In 1892 he contacted, on the basis of the index, 78 gardens in Europe. In the years 1901 – 1936 he published his famous herbarium collection of Carniolan flora - Flora exsiccata Carniolica . In 1920 the garden became, after some difficulties a constituent part of the newly established University of Ljubljana. With it, the University acquired one of the best managed and purposeful institutions of the time, with Paulin as an excellent lecturer of systematic botany. The Garden had been well connected with the world. In a single year 3000 seeds packages were sent to 31 universities and live packages to 10 universities.

After World War II, in the year 1946, the garden was again extended to 2.35 hectares and acquired, under the management of Jože Lazar, the first conservatory. His work was continued by Vinko Strgar (1967 – 1992). Due to the widening of the roadway, the surface of the garden was reduced to 2 hectares. Decisions were made to start a new garden as part of the Biological Centre under the Rožnik, opposite the Zoological Gardens, which however never came to realization. With the year 1991 the existing garden was pronounced and protected as a Monument of landscaped gardening at the municipal level.
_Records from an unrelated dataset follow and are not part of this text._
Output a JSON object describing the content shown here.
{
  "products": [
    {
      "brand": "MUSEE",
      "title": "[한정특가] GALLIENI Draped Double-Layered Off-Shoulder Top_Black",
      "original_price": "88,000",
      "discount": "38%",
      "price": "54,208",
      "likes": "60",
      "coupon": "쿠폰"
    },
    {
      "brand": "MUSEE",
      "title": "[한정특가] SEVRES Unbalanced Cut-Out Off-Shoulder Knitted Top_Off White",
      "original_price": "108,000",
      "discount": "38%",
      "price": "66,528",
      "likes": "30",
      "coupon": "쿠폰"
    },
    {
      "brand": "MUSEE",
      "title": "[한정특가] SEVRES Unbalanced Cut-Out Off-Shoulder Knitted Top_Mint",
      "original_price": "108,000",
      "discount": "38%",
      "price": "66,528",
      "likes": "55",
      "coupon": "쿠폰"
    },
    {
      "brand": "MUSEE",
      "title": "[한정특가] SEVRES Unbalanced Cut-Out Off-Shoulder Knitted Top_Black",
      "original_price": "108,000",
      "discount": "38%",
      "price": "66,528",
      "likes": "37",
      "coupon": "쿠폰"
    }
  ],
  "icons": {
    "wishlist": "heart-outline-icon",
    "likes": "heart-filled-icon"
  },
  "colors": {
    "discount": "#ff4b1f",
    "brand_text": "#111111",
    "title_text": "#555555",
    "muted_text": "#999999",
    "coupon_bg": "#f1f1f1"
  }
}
In the year 2008, it acquired the status of a Monument of national importance.

It is regarded as the oldest Botanical Garden in the south-eastern part of Europe, and amongst the oldest continuous gardens of Europe. Today the Botanical Garden is a unit of the Department of Biology within the Biotechnical Faculty, Ljubljana. Its plant collection includes more than 4500 species, subspecies and forms, one third of which are autochthonous, while two thirds came from various parts of Europe and other continents.

The garden has been maintaining exchange contacts with more than 293 botanical gardens worldwide. The Botanical Garden is also involved in scientific research and educational activities. In addition it plays an important role in the growing and protection of endemic and threatened (endangered, vulnerable and rare) species in Slovenia.


Digital brochure of the Botanical Garden of Ljubljana